Usually sunspots don’t last all that long as they are sometimes extremely active and once they’ve release there energy they will fade away. If they are long lived they can often come back into view when the Sun rotates on its axis and is again facing us here on Earth.
This is what happened on the 29th January, sunspot group AR1944 returned again on the limb of the Sun. When this happens, astronomers designate a new number to the sunspot and they renamed it AR1967… and it was still massive and active!
When this sunspot group returned we had just left on a flight to Sydney for our holidays on a cruise ship (think moving surface) and I didn’t know if I could take any new images. So I decided to pack my glass solar filter anyway and give it a try, it just so happened that our cabin faced west on the day of departure in Sydney (30th January 2014) and I was able to get some excellent images from the balcony of the ship :-)
The next chance that I got was when the ship reached the Port of Suva in Fiji on the 4th February 2014…it was so hot 37 degrees and 100% humidity…. but I managed to obtain some images, and yes, I was lucky enough to be on the western side of the ship and could take my pictures from our balcony again.
I just had enough room on the balcony to set up the tripod. The Sol Searcher that you’ll see on top of my lens is a little beauty, it saves you from looking directly at the Sun…all you have to do is point your lens in the general direction of the Sun and there it is… the Suns disc on the little screen, it's so easy to do and very safe :-)

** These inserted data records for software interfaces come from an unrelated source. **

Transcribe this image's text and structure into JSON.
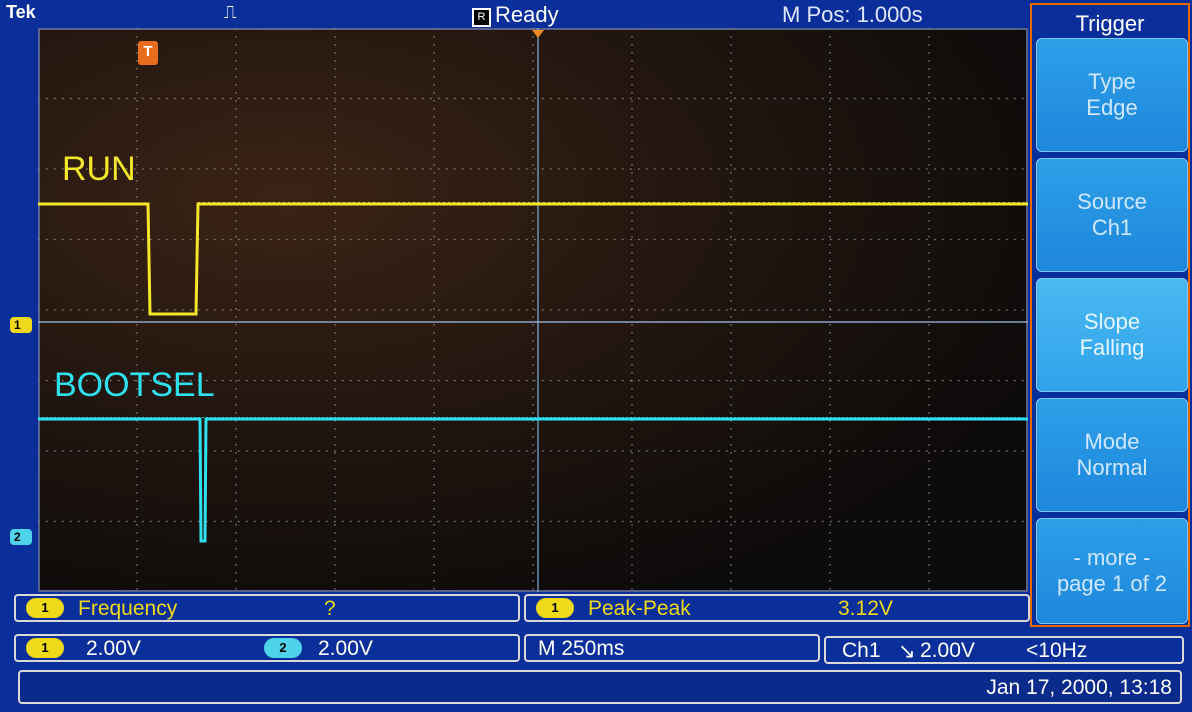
{
  "topbar": {
    "brand": "Tek",
    "acquisition_icon": "single-pulse-icon",
    "status_icon_letter": "R",
    "status": "Ready",
    "m_pos": "M Pos: 1.000s"
  },
  "traces": {
    "ch1_label": "RUN",
    "ch2_label": "BOOTSEL",
    "ch1_color": "#f4e62a",
    "ch2_color": "#2fe0f0"
  },
  "markers": {
    "ch1": "1",
    "ch2": "2",
    "trigger": "T"
  },
  "menu": {
    "title": "Trigger",
    "buttons": [
      {
        "line1": "Type",
        "line2": "Edge"
      },
      {
        "line1": "Source",
        "line2": "Ch1"
      },
      {
        "line1": "Slope",
        "line2": "Falling"
      },
      {
        "line1": "Mode",
        "line2": "Normal"
      },
      {
        "line1": "- more -",
        "line2": "page 1 of 2"
      }
    ]
  },
  "measurements": {
    "m1": {
      "channel": "1",
      "name": "Frequency",
      "value": "?"
    },
    "m2": {
      "channel": "1",
      "name": "Peak-Peak",
      "value": "3.12V"
    }
  },
  "settings": {
    "ch1_channel": "1",
    "ch1_scale": "2.00V",
    "ch2_channel": "2",
    "ch2_scale": "2.00V",
    "timebase": "M 250ms",
    "trigger_source": "Ch1",
    "trigger_slope_icon": "falling-edge-icon",
    "trigger_slope_glyph": "↘",
    "trigger_level": "2.00V",
    "trigger_freq": "<10Hz"
  },
  "footer": {
    "datetime": "Jan 17, 2000, 13:18"
  },
  "colors": {
    "background": "#0b2f9a",
    "menu_border": "#e66a00",
    "button": "#1e86dc"
  }
}
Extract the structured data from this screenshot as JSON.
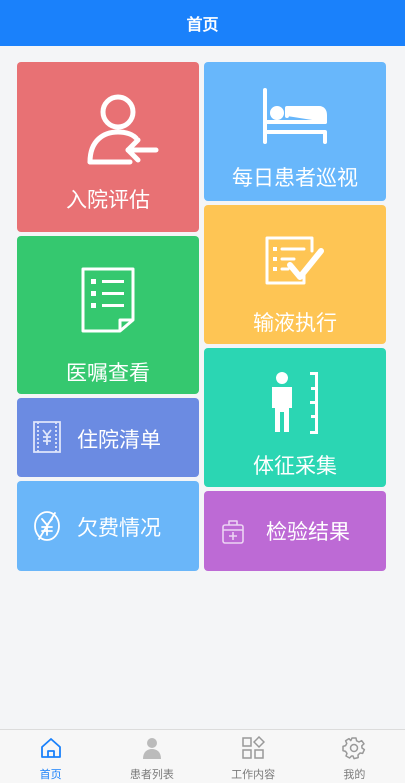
{
  "header": {
    "title": "首页"
  },
  "tiles": {
    "admission": {
      "label": "入院评估",
      "icon": "user-return-icon",
      "color": "#e87174"
    },
    "rounds": {
      "label": "每日患者巡视",
      "icon": "bed-icon",
      "color": "#68b7fb"
    },
    "infusion": {
      "label": "输液执行",
      "icon": "checklist-icon",
      "color": "#fec554"
    },
    "orders": {
      "label": "医嘱查看",
      "icon": "document-list-icon",
      "color": "#35c86f"
    },
    "vitals": {
      "label": "体征采集",
      "icon": "height-measure-icon",
      "color": "#2bd6b3"
    },
    "bill": {
      "label": "住院清单",
      "icon": "yuan-receipt-icon",
      "color": "#6b8be2"
    },
    "arrears": {
      "label": "欠费情况",
      "icon": "no-yuan-icon",
      "color": "#6ab6f9"
    },
    "lab": {
      "label": "检验结果",
      "icon": "medical-kit-icon",
      "color": "#bd6ad5"
    }
  },
  "tabbar": {
    "items": [
      {
        "label": "首页",
        "icon": "home-icon",
        "active": true
      },
      {
        "label": "患者列表",
        "icon": "person-icon",
        "active": false
      },
      {
        "label": "工作内容",
        "icon": "grid-icon",
        "active": false
      },
      {
        "label": "我的",
        "icon": "gear-icon",
        "active": false
      }
    ],
    "active_color": "#1a81fb"
  }
}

~ Following the Sun ~
On the 25th February, low and behold sunspot AR1967 which was originally know as AR1944 returned for a third time in spectacular fashion with an incredible outburst on the limb of the Sun. This produced a CME that lit up both northern and southern atmospheres of the Earth and produced stunning aurora’s to the delight of aurora lovers, this time it was renamed AR 1990 and I took the images from my home here in Queensland. I’ve included an image of the flare from AR1990 from NASA’s SDO (Solar Dynamics Observatory) http://sdo.gsfc.nasa.gov/
I’ve had a lot of fun watching this incredible feature on the surface of the Sun and I’ve found that the simple equipment of a Canon 7D Camera and telephoto lens on a manual tripod is very portable and easy to set up to capture the pictures. (Canon 100-400mm lens with 2x converter and Orion Solar Filter attached to lens)
If I had to set up my tracking tripod and telescope I would never have been able to get my images so quickly…so perhaps the moral of this story is ’Keep It Simple Sweetie’…KISS :-))